Labour has a proud history of standing up for workers’ rights and using the powers of Government to protect those rights in law.
I am proud to live in a country where people have a minimum wage, paid holidays, maternity and paternity leave, and time off when you are ill.
These are things many of us take for granted, but they were hard fought for over many years. Before I got into politics I remember negotiating with my employer at a local factory to provide a sick pay scheme, to prevent people having to literally work until they dropped.
A lot has changed since then, but new types of employment are putting those rights at risk. Just in the last few days there have been reports of workers being fined £150 a day for being ill. We must address the problem of false self-employment in the so-called “gig economy” and ensure basic rights for workers are not eroded.
What is false self-employment?
There are two broad classifications of work. If you are self-employed you own your own business. If you’re an employee then you work for someone else and they have additional responsibilities towards you as their employee.
False self-employment occurs when you are treated as a contractor even though you have little or no freedom. You are an employee of the company in all but name.
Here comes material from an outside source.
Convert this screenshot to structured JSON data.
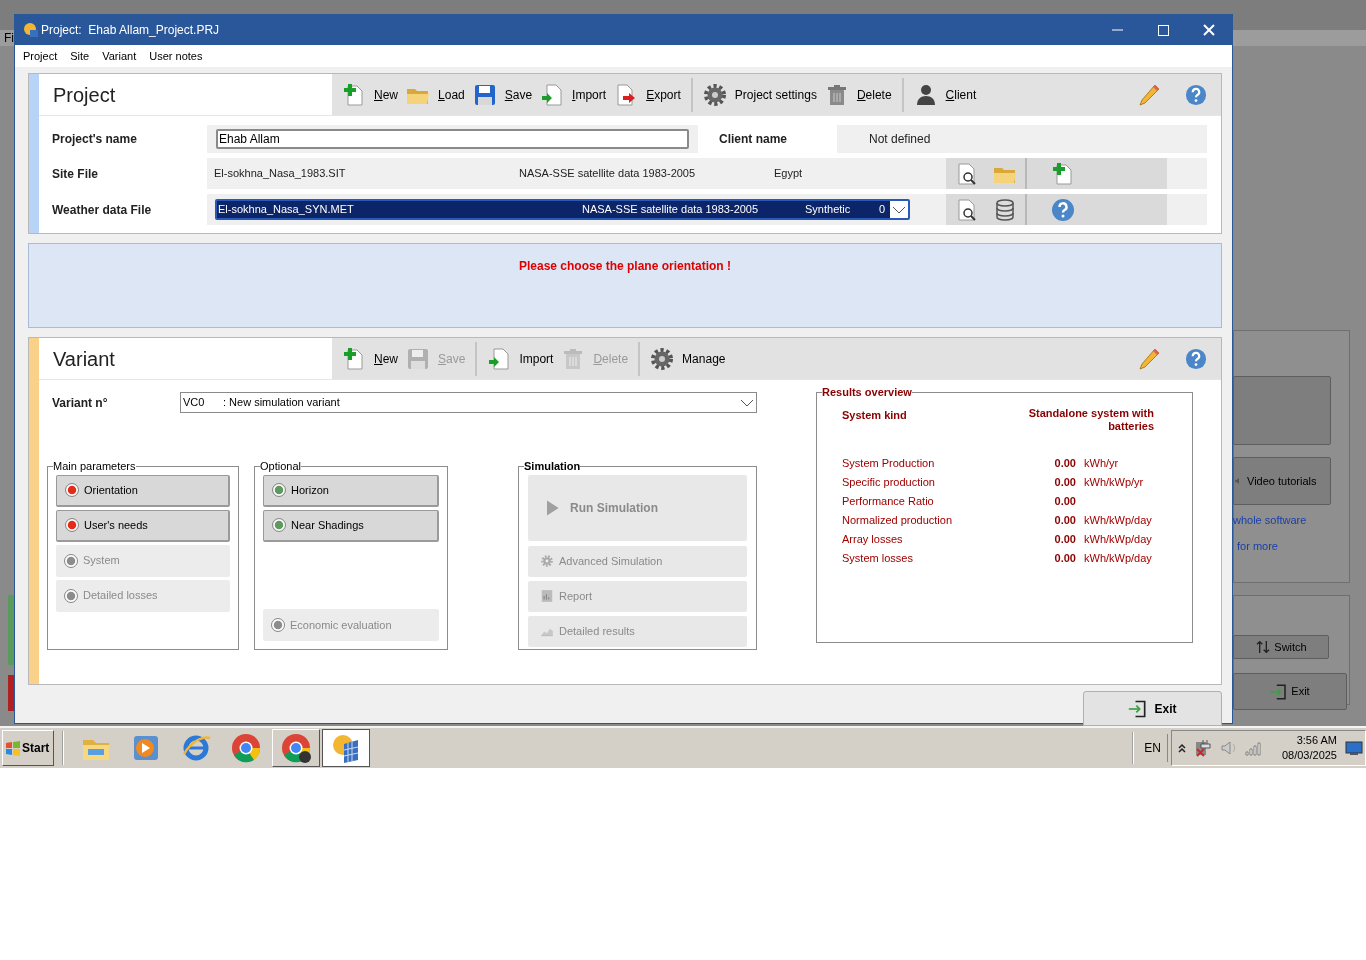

It is used by some employers to evade taxes and take on workers without having to respect employment rights and entitlements.
Workers engaged in false self-employment miss out on rights such as:
Paid sick leave
National Insurance contributions
This is not a new problem. It has been prominent in the construction industry and I am proud of the work Labour has done in the past to try and address this. Unfortunately it is becoming a bigger issue across different types of work as new technologies allow for new models of employment.
The gig economy
The gig economy refers to employment where instead of receiving a regular wage from their employer workers get paid for the “gigs” they do, such as a food delivery or a car journey.
In theory this model should empower workers. You can have flexible hours, work when and how much you want to, receive an income from multiple sources, and balance work around other commitments in your life.
In practice though we have seen some employers take advantage of this by wrongly classifying workers as self-employed. They are not empowering workers, they are stripping away their security and their basic rights as employees.
There have been several high profile examples of these employment practices being questioned, including Hermes, Deliveroo, City Sprint and Uber. This business model continues to grow and will undoubtedly play a role in new emerging industries and the Government needs to take action now to stop workers falling into the false self-employment trap.
I have been questioning Government Ministers about false self-employment and I am pleased to see that they have launched a review to see how these issues can be addressed. I am concerned, however, that the main focus of the review is likely to be lost revenue for the Treasury, rather than the protection of workers’ rights.
I am keen to hear from any local residents who may have been affected by these issues.